The Kospi in South Korea dropped 1.76 percent to close at 2,195.44 while the Kosdaq tumbled 2.78 percent to finish its trading day at 731.25. Shares of industry heavyweight Samsung Electronics and chipmaker SK Hynix fell 3.53 percent and 5.02 percent, respectively. Shares of companies with potential exposure to North Korea were also hammered, with Hyundai Elevator diving 18.55 percent.
The Korean won slipped 0.42 percent to about 1,121.90 against the dollar after seeing an earlier high of 1,115.80, as of 3.05 p.m. HK/SIN.
Elsewhere in Asia, mainland Chinese stocks were mixed on the day, with the Shanghai composite declining 0.44 percent to close at 2,940.95, while the Shenzhen component advanced 0.290 percent to finish its trading day at 9,031.93. The Shenzhen composite rose 0.351 percent to close at 1,546.33.
Hong Kong's Hang Seng index was down more than 0.4 percent in its final hour of trading.

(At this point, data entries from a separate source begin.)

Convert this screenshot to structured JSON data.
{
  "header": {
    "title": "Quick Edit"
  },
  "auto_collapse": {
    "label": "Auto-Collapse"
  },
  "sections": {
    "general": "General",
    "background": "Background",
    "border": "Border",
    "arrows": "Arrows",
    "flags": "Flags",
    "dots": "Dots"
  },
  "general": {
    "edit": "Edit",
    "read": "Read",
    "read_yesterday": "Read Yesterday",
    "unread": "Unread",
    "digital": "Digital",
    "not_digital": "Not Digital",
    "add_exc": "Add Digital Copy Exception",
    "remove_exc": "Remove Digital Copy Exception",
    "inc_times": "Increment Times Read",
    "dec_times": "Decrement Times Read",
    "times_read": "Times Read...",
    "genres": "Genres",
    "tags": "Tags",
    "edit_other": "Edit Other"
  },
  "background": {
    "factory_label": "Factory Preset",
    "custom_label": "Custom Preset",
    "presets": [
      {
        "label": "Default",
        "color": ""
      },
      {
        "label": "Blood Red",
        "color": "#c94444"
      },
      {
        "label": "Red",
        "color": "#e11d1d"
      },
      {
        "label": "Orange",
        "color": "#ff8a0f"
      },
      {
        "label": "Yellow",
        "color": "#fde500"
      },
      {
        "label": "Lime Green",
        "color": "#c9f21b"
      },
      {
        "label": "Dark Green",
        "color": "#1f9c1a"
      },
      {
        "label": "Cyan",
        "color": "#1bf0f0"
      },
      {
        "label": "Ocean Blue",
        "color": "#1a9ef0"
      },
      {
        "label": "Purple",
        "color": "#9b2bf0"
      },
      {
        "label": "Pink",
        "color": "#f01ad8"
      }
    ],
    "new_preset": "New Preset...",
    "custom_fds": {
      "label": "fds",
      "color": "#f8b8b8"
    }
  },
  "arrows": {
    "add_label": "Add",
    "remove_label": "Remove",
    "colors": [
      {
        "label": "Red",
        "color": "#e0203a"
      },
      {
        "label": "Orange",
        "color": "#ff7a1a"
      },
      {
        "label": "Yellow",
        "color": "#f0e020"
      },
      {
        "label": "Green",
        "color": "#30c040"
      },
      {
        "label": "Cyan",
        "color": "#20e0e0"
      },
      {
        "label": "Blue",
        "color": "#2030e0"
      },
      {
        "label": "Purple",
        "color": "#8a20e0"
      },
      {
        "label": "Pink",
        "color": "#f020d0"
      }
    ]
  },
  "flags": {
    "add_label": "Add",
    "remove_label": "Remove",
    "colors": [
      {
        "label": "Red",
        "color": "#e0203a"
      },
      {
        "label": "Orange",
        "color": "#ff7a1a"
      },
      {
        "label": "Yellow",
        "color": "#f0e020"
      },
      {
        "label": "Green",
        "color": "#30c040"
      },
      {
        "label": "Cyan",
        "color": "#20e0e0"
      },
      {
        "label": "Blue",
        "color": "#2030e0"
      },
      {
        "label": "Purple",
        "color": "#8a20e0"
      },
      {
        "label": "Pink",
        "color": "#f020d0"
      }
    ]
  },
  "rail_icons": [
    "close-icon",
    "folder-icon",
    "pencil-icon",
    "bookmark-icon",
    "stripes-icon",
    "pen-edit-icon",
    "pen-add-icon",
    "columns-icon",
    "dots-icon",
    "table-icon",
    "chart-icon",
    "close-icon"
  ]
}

China's factory activity declined for the third consecutive month in February. The official Purchasing Manager's Index slipped to 49.2 in February, data showed on Thursday — its weakest since February 2016. The 50-point index mark separates expansion from contraction on a monthly basis.
Japan's Nikkei 225 and Topix both declined 0.79 percent to 21,385.16 and 1,607.66, respectively. Australia's recovered from earlier losses to end its trading day higher by 0.3 percent at 6,169.00.
Overnight on Wall Street, stocks stateside touched their lows in the Wednesday session as U.S. Trade Representative Robert Lighthizer hinted that a trade deal was not yet certain, saying that any agreement would need to be more than just purchases by China.
"It's not clear yet that (Trump's) got a win on that China trade deal," Richard Martin, managing director at IMA Asia, told CNBC's "Squawk Box" on Thursday, adding that the U.S. president was the "only one actually who's saying he's got a win" in his tweets.
"We've yet to see what the Chinese are gonna say and no one has a clue what are in the documents that are being put together," Martin said.
Trade tensions between the U.S. and China eased this week after Trump pushed back a closely-watched deadline on adding additional tariffs on Chinese goods.
"India-Pakistan relationships took a precarious turn yesterday over border skirmishes involving both countries' army and air forces. Questions arise over whether such instances can leave lasting impact on markets," said DBS Group Research in a note. "Developments are fluid and uncertain at this junction."
Past instances, however, have showed that the majority of such tensions between the two countries had a "short-lived and localised" impact, they said.
The U.S. dollar index, which tracks the greenback against a basket of its peers, was at 96.136 after touching lows below 95.9 yesterday.
The Japanese yen, often viewed as a safe-haven currency, traded at 110.78 against the dollar after seeing an earlier low of 111.00. The Australian dollar changed hands at $0.7129 after touching an earlier high of $0.7166.
Oil prices traded lower in the afternoon of Asian trading hours. The international benchmark Brent crude futures contract slipped 0.59 percent to $66.00 per barrel. U.S. crude futures were lower by 0.35 percent at $56.74 per barrel.
— Reuters, along with CNBC's Fred Imbert and Everett Rosenfeld, contributed to this report.